What are the key themes?
Changing the world for animals - one person, one community and one world at a time!
The themes overlap as some principles, techniques and tools for changing human behaviour apply whatever the scale.
What are the intended outcomes?
The importance of considering human behaviour change (HBC) will be highlighted and better understood by those organisations and individuals working to improve animal welfare.
Core elements of HBC theory will be covered through key presentations from leading experts.
The practical application of the key theories will be discussed and shared between delegates through real life examples.
The embedding of HBC in inter-sectoral collaboration, innovation and policy will have been encouraged.
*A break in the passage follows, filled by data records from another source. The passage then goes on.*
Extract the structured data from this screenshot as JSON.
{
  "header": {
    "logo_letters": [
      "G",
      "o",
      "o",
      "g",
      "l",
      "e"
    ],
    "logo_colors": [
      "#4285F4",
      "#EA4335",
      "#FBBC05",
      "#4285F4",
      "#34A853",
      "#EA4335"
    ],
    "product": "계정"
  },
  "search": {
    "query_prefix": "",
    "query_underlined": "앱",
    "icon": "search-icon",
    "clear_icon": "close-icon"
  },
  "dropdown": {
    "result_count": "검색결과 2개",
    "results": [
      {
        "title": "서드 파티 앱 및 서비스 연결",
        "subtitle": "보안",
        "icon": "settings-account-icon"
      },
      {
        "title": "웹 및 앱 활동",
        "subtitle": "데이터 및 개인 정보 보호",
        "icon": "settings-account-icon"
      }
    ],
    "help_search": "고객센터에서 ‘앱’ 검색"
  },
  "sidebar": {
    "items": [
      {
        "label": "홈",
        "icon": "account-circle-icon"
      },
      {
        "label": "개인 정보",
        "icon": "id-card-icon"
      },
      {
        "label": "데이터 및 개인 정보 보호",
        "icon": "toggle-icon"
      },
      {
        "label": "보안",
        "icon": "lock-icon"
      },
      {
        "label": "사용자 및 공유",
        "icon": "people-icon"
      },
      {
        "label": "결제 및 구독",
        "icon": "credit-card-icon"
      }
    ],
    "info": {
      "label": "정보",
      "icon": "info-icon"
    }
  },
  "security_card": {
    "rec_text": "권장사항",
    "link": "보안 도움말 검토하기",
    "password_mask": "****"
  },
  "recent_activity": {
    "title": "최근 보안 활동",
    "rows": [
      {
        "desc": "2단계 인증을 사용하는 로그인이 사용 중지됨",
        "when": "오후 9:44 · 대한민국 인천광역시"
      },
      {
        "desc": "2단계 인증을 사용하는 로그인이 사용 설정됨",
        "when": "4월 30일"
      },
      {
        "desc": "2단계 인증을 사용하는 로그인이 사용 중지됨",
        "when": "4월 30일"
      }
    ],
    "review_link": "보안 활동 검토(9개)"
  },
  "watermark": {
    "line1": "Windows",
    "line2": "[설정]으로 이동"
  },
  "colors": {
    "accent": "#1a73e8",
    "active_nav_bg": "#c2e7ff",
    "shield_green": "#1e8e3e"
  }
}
Novel methods for the monitoring and evaluation of HBC approaches will be explored and evidence-based information illustrating its value will be put forward.
A better way of describing the outcome is through this saying "Tell me and I forget, Show me and I remember, Involve me and I truly understand" Anon. This conference is aiming to involve people in an interactive fun engaging way so that delegates truly understand the importance of addressing human behaviour to drive change for animals.
Any other messages you'd like to get out to veterinarians and veterinary students?
A common misconception about how people process information is that raising awareness leads to behaviour change. Consider nutrition campaigns – it is thought that the majority of the population in the UK know that it is recommended to eat five portions of fruit and vegetables a day but a poll by the World Cancer Research Fund (WCRF) in 2012 showed that only one in five people actually do. Knowing something does not often lead to a change in behaviour and this is worth exploring because a significant part of the vet’s role is to cause the client to do, or not do, something for the benefit of their animal.
Thank you Suzanne. For more information about the conference click here.